Statement of Interest 1/15/10

Apps due 3/05/10

SIGS awarded 3/26/10

Academic Audit

Academic performance audit contracted through OSPI.  Criteria specified (student demographics, etc.)

 

One day School Review

Selection of Intervention Model

Academic audit does not identify intervention model.

This decision is left to the school district and the collaborative process

The contractor conducting the school review will provide a decision matrix on intervention models.

 

 

Creating the Plan for School Improvement

 

Local superintendent and school board must collaborate with administrators, teachers' other staff, parents, and unions.  Must conduct a public meeting.

 

 

OSPI igrant application process requires the engagement of relevant stakeholder groups.  Districts must provide list of stakeholders consulted.

Bargaining

Requirement that union and district must reopen contracts if needed to implement a Required Action Plan.  Dispute resolution calls for PERC and Superior Court with specific timelines.

Status Quo.  Unions and district must mutually agree to open contracts and negotiate waivers or changes.  If resolution not achieved, no final steps.

What are the four intervention models?

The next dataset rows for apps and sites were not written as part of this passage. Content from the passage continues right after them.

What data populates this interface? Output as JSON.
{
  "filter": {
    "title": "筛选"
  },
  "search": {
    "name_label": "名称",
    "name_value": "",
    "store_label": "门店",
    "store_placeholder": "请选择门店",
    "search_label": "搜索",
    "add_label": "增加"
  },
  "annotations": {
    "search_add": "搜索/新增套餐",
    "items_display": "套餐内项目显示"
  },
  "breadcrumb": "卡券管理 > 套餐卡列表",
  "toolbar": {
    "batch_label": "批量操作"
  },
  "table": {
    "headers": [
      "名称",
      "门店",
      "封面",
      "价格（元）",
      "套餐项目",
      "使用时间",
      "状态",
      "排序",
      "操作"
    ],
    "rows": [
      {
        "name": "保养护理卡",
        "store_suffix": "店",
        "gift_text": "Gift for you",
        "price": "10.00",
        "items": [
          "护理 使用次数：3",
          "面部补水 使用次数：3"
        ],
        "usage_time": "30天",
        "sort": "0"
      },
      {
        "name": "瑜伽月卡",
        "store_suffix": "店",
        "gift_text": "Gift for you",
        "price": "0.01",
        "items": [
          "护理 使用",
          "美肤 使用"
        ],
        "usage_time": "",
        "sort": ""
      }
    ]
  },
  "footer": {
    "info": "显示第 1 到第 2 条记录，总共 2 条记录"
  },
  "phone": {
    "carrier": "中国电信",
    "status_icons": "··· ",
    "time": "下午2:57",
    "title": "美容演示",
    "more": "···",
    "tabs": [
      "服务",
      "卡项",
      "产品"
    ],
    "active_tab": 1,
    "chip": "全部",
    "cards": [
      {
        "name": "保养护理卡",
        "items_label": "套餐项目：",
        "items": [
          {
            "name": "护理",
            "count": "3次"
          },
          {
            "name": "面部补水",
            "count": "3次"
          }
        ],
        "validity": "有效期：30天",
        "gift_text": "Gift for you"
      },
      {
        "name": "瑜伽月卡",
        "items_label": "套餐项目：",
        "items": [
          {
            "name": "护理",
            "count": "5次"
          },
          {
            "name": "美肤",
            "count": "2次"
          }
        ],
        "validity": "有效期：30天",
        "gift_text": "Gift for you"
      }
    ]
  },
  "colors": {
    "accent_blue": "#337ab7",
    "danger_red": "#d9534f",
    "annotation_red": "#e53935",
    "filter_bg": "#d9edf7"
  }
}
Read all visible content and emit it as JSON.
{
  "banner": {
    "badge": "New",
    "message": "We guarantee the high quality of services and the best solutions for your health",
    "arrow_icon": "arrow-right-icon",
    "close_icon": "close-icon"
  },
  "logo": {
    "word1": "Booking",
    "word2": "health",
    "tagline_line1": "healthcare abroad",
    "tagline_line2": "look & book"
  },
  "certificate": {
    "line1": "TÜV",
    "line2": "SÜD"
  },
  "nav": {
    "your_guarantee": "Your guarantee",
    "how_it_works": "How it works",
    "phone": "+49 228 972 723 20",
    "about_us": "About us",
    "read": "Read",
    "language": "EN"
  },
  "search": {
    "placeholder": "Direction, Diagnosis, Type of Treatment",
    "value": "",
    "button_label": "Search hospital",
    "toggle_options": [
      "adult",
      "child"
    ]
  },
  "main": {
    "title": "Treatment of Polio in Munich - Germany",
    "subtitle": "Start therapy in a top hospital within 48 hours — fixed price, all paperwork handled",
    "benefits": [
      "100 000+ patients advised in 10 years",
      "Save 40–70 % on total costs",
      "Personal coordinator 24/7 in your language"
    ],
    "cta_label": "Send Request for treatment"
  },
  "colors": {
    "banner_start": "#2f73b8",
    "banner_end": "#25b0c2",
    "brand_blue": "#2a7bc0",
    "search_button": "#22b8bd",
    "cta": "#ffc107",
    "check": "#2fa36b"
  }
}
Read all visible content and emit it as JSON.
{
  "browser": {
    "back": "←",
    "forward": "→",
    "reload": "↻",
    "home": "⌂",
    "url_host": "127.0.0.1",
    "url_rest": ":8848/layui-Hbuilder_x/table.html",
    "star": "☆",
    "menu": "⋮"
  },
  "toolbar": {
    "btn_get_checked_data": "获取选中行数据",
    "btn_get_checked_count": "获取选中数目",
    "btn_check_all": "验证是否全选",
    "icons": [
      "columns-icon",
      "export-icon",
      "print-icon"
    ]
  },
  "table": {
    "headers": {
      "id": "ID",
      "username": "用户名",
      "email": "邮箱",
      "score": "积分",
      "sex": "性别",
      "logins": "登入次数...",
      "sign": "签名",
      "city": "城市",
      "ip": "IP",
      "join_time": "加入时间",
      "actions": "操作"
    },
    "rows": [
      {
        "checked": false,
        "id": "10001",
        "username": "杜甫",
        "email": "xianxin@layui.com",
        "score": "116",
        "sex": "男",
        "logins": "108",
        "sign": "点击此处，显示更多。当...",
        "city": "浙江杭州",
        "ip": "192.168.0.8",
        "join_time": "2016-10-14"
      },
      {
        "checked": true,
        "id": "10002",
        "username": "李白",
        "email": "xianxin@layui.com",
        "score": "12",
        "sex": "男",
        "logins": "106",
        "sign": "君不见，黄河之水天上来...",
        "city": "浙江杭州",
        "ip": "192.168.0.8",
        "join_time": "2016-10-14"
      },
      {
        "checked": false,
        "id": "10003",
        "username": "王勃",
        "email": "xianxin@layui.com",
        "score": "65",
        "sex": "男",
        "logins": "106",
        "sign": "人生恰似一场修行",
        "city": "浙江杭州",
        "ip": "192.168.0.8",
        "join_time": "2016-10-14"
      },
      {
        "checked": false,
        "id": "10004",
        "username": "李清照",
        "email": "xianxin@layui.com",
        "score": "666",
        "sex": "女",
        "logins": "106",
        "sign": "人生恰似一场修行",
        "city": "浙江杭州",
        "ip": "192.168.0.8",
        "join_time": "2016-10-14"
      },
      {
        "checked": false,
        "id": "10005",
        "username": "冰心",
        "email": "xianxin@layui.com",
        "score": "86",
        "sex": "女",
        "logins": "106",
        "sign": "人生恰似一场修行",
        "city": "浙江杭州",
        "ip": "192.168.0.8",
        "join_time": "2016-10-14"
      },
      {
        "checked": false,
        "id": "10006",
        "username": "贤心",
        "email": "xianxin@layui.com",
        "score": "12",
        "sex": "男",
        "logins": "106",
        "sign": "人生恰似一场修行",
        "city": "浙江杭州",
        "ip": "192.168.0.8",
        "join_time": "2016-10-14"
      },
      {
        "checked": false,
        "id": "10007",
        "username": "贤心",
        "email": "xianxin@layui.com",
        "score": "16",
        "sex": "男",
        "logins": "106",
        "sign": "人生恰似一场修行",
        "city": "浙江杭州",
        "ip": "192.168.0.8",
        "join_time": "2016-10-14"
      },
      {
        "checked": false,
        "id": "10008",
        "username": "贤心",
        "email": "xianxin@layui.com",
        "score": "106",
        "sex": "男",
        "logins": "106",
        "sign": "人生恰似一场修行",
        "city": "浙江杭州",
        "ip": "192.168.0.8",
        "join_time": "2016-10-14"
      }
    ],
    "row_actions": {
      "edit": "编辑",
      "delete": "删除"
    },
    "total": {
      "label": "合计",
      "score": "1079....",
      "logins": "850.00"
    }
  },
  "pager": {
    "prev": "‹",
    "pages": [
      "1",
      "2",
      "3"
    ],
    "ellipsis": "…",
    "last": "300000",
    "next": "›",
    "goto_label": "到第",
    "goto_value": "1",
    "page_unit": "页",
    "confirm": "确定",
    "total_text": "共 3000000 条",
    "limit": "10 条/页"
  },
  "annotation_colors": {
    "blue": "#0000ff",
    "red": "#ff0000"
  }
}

Districts applying for a School Improvement Grant must identify which Tier I and Tier II schools they want to transform and then determine which of four intervention models is best suited to the needs of the school and the resources necessary.

The four intervention models are:

  • Turnaround model.  Replace the principal and rehire no more than 50 percent of the staff, and grant the principal sufficient operational flexibility (including in staffing, calendar/time, and budgeting) to implement fully a comprehensive approach to substantially improve student outcomes.
  • Restart model.  Convert a school or close and reopen it under a charter school operator (not allowed in WA), a charter management organization (not allowed in WA), or an education management organization that has been selected through a rigorous review process.
  • School closure.  Close a school and enroll the students who attended that school in other schools in the district that are higher achieving.
  • Transformation model.  Implement each of the following strategies:  (1) replace the principal and take steps to increase teacher and school leader effectiveness; (2) institute comprehensive instructional reforms; (3) increase learning time and create community-oriented schools; and (4) provide operational flexibility and sustained support.

What assistance will WEA give local associations?

WEA staff will train UniServ representatives and Council presidents on the School Improvement Grants.  WEA will provide information and guidance on SIGs to those leaders and staff working with the lowest 5% schools.